Diaphragmatic paralysis can affect one or both sides of the diaphragm. Paralysis of only one side of the diaphragm results in the decreased ability to expand the lungs during breathing. Each side works independently from the other, and most individuals have very little respiratory symptoms at rest.
Whilst a number of lung exercise devices are on the market, it is important to ensure that the diaphragm is recruited properly in the first place. Otherwise, the situation is exacerbated. There are a also number of simple exercises, requiring no equipment, to assist and strengthen the diaphragm. Here is one for you to try:
The cause of diaphragmatic paralysis is, unfortunately, often not determined. Respiratory muscle strengthening exercises have not been very helpful. There has, however, been much interest in electrical diaphragmatic and intercostal muscle pacing, in recent years. This is a very specialized area.
Breathing exercises to strengthen the diaphragm and neck muscles will help you master the art of proper breathing. This exercise relaxes the muscle membrane and thus takes care of the condition of other organs, whichever it influences. Before starting any exercise program you should relax the muscles of the neck. Exercise 1:
Paralysed diaphragm physiotherapy. Conventional chest physiotherapy (including coughing, deep breathing exercises and incentive spirometry) may have a beneficial effect in the post operative pulmonary impairment. (During Intubation): Chest physiotherapy with endotracheal suction every 2 hourly.

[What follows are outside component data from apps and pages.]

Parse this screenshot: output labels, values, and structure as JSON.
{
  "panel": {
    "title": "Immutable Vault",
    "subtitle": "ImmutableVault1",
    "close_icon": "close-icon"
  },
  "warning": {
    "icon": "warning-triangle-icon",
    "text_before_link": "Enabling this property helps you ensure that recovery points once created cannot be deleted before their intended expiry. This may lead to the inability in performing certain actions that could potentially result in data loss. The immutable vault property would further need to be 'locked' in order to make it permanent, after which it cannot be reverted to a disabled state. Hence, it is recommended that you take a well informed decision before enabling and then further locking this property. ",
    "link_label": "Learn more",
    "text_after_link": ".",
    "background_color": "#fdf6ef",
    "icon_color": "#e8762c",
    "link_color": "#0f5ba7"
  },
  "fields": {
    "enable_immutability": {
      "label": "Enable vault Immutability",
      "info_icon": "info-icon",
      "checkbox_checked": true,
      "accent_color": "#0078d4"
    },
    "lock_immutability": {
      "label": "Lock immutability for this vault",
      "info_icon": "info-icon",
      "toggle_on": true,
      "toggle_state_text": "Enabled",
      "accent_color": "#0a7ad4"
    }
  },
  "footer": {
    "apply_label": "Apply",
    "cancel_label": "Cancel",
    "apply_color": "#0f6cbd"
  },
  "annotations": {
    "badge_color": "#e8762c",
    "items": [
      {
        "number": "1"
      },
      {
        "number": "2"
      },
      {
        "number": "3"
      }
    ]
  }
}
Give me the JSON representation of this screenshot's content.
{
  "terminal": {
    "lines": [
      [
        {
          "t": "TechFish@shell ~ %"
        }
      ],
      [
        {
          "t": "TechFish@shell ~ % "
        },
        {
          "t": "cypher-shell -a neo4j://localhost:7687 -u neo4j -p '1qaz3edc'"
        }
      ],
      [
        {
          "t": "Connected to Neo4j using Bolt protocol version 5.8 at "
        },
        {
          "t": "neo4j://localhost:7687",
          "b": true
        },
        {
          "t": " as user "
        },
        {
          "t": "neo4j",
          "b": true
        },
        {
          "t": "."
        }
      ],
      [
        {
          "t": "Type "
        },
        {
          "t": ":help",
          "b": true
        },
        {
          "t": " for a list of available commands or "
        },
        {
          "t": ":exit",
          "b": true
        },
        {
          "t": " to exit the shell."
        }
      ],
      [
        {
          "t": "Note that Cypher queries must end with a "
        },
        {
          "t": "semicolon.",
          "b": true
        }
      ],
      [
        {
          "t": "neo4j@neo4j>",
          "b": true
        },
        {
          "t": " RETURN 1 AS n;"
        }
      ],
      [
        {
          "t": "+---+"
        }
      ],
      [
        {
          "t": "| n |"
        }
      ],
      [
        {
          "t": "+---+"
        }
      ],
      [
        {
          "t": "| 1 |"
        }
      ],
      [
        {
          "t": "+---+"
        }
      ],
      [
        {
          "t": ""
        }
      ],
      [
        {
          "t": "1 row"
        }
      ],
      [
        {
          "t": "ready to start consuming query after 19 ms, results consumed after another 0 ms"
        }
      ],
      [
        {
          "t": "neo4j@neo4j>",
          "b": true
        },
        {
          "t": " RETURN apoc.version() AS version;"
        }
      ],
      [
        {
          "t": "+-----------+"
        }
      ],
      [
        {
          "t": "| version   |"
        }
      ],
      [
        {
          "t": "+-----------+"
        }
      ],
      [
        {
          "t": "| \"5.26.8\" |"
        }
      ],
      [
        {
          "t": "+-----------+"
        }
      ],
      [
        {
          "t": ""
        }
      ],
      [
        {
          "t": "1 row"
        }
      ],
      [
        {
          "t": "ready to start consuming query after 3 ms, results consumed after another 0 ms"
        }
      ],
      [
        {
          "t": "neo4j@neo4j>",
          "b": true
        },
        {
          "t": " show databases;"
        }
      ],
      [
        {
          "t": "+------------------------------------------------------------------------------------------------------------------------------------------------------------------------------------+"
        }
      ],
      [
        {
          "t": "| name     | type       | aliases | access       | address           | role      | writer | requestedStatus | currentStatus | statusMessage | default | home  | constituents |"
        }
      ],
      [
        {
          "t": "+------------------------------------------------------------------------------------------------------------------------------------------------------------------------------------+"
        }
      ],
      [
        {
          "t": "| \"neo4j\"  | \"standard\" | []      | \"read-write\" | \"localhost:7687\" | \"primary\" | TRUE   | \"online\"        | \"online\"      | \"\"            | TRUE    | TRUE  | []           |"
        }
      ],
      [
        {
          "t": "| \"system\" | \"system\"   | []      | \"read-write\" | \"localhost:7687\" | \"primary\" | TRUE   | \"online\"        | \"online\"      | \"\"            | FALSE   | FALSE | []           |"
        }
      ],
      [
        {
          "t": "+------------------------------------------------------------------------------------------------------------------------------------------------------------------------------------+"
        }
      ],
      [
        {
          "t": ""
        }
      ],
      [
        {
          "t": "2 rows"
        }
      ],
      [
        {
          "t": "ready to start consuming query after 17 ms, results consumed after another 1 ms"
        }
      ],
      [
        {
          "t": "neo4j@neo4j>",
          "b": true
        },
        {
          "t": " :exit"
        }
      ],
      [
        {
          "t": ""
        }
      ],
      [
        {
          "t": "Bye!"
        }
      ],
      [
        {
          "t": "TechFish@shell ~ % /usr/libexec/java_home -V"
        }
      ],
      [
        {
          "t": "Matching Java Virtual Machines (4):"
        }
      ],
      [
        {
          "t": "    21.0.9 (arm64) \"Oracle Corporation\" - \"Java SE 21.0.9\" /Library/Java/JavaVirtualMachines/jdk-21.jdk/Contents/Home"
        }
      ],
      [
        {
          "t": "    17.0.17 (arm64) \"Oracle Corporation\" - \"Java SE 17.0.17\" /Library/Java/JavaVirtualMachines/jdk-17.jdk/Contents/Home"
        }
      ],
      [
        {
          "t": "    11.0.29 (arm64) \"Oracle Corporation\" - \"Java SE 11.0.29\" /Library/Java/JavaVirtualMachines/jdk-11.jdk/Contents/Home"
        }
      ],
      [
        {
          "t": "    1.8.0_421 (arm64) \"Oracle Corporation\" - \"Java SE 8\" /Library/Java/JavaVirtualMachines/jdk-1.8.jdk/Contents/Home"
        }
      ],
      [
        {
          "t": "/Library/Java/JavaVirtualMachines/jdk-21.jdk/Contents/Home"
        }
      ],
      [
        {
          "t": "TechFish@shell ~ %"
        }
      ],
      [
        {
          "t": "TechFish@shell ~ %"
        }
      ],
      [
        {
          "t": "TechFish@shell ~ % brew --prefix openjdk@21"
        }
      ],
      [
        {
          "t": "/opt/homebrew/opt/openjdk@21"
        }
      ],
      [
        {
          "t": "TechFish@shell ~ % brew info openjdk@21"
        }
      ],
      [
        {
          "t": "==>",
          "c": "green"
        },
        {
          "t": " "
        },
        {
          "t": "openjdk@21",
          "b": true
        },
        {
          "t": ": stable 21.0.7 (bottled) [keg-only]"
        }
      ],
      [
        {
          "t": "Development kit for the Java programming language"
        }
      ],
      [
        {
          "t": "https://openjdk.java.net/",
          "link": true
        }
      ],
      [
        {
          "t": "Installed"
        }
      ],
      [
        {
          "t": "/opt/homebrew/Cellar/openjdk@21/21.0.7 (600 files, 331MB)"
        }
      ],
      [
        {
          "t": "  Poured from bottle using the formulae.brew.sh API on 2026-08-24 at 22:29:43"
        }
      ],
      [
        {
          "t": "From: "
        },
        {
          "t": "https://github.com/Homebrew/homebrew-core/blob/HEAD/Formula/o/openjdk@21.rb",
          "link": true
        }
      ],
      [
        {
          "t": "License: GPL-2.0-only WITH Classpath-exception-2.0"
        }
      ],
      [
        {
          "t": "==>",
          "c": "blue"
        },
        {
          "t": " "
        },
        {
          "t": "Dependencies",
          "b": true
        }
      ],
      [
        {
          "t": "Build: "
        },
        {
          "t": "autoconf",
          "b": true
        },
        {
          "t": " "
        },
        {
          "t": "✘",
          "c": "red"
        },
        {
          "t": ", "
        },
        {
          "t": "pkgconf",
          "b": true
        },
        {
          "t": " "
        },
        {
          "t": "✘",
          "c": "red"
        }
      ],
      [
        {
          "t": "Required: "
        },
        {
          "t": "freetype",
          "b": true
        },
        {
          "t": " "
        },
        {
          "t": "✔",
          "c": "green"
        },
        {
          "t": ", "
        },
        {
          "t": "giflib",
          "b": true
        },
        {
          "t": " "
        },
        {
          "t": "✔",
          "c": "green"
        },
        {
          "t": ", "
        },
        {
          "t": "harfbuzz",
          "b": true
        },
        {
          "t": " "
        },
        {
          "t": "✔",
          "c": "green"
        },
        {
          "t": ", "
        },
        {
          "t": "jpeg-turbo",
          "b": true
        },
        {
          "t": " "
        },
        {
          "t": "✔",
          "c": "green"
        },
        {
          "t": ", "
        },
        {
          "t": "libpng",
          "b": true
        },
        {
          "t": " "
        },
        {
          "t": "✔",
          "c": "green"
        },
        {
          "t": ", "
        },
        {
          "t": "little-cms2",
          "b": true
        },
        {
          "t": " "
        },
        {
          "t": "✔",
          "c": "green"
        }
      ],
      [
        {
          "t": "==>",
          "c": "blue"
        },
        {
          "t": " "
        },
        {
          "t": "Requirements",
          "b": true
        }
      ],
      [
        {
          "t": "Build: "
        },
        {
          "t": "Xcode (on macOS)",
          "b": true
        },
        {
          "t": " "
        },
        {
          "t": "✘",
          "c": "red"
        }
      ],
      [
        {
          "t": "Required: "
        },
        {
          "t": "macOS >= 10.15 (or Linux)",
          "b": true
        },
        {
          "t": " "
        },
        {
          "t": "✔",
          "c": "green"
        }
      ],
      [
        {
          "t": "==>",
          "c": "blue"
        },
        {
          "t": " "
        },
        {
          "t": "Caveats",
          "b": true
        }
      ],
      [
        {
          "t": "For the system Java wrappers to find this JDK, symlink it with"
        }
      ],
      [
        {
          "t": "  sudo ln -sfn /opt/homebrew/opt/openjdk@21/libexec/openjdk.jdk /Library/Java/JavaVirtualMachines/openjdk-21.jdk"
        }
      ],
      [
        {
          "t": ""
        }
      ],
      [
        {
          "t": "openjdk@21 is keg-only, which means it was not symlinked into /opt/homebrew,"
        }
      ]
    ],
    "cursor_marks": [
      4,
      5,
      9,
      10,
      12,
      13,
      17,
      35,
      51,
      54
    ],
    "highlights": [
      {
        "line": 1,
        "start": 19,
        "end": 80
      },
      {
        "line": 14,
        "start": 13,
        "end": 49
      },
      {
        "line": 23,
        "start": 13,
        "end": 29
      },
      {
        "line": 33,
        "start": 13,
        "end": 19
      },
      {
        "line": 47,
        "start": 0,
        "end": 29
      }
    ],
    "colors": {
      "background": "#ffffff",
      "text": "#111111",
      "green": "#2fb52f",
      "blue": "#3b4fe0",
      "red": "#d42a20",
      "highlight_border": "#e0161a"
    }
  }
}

Introduction. Diaphragmatic paralysis due to diaphragmatic rupture or phrenic nerve injury is a common cause of dyspnea. In cases of diaphragmatic rupture, regardless of the generally positive prognosis after primary surgical repair, complete recovery is achieved in only 43.9% of cases .Moreover, the prognosis for phrenic nerve injury is known to vary with the underlying causal disease or ...
Paralyzed Diaphragm may be unilateral or bilateral meaning that either one side of the diaphragm gets paralyzed or both sides of the diaphragm get paralyzed. If Paralyzed Diaphragm is unilateral then the condition is not quite serious and the patient may still able to function, and it does not cause any alarming symptoms.
What is a paralyzed diaphragm? The diaphragm is a muscle that separates the chest and abdominal cavities. It is controlled by the phrenic nerve. Diaphragm paralysis is uncommon. Whether the paralysis occurs in one (unilateral) or both (bilateral) sides of the diaphragm, all patients will experience some amount of reduction in lung capacity.
The all-fours breathing exercise not only promotes diaphragmatic breathing, but it's easy enough for a child to do properly: Get into an all-fours position on the ground (on your hands and knees). Gently round your back like you are doing the "cat" pose in yoga.
The neck and chest muscles must then assume an increased share of the work of breathing. This can leave the diaphragm weakened and flattened, causing it to work less efficiently. What is diaphragmatic breathing? Diaphragmatic breathing is intended to help you use the diaphragm correctly while breathing to: Strengthen the diaphragm